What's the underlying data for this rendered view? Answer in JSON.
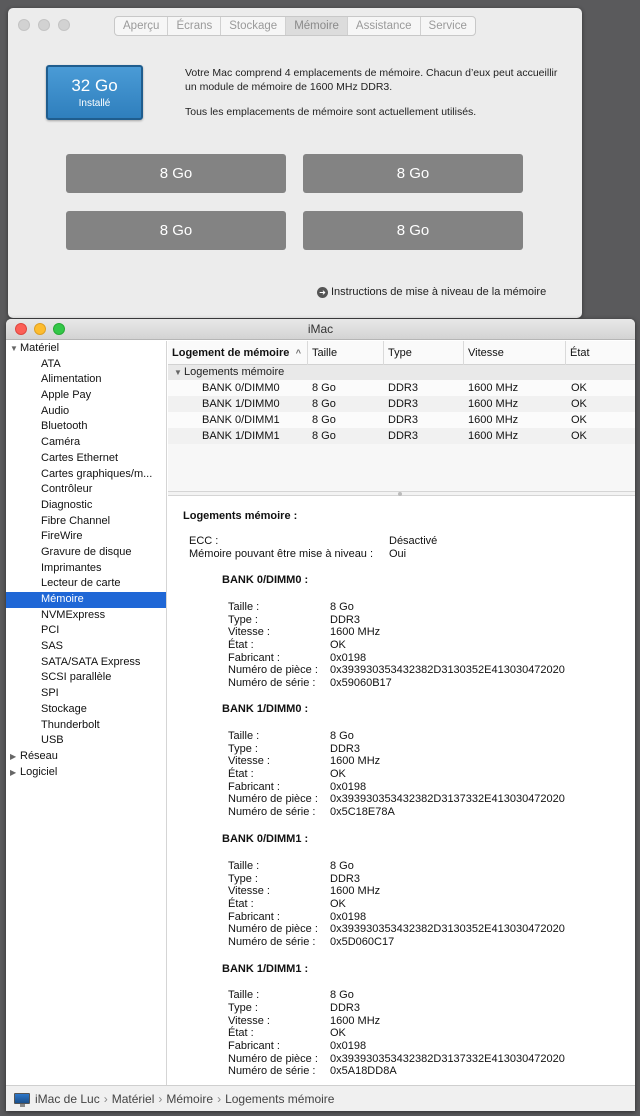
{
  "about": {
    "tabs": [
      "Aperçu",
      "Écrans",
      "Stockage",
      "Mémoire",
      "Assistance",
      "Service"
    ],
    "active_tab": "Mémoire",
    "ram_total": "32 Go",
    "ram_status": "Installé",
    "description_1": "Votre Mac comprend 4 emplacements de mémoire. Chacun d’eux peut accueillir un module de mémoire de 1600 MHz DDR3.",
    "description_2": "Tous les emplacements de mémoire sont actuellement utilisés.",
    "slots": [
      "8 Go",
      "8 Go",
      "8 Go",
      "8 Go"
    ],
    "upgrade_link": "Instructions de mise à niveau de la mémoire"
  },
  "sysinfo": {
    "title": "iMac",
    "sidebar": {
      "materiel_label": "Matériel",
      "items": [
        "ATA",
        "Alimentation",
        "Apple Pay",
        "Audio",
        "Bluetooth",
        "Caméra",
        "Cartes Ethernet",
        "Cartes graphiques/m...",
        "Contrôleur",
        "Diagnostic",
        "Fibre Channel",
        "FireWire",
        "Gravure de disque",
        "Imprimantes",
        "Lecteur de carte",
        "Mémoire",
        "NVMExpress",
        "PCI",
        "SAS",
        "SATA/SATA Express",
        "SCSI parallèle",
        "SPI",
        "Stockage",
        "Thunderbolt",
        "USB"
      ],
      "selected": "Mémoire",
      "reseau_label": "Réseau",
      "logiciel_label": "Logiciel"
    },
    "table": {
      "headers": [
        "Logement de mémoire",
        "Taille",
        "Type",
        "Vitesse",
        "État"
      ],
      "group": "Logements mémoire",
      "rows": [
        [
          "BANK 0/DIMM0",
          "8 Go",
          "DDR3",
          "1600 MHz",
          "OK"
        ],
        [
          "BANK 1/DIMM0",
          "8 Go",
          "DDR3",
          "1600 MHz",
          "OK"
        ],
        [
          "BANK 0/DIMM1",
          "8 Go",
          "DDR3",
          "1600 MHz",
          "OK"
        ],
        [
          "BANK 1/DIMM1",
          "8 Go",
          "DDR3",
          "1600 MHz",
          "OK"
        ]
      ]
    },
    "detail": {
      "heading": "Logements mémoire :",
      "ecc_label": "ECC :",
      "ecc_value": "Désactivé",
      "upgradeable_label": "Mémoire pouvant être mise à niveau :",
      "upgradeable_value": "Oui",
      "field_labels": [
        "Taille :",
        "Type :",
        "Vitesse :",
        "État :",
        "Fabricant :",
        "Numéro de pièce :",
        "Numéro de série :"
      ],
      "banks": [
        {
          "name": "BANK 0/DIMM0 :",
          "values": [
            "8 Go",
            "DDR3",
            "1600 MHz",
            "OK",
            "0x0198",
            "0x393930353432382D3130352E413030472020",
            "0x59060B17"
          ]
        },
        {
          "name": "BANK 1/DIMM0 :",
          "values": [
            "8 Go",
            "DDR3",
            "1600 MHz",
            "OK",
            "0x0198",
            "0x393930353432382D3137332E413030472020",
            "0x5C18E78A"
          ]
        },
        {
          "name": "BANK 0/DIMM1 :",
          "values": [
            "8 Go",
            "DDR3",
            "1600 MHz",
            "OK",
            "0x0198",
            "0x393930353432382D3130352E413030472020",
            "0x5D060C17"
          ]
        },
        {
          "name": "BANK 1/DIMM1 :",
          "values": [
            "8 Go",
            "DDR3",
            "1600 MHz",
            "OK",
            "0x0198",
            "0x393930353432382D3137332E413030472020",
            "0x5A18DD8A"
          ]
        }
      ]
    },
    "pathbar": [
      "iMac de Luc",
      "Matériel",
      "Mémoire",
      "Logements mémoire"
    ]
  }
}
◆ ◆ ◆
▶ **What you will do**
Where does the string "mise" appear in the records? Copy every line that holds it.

▶ **Response to the exercise**
    "upgrade_link": "Instructions de mise à niveau de la mémoire"
      "upgradeable_label": "Mémoire pouvant être mise à niveau :",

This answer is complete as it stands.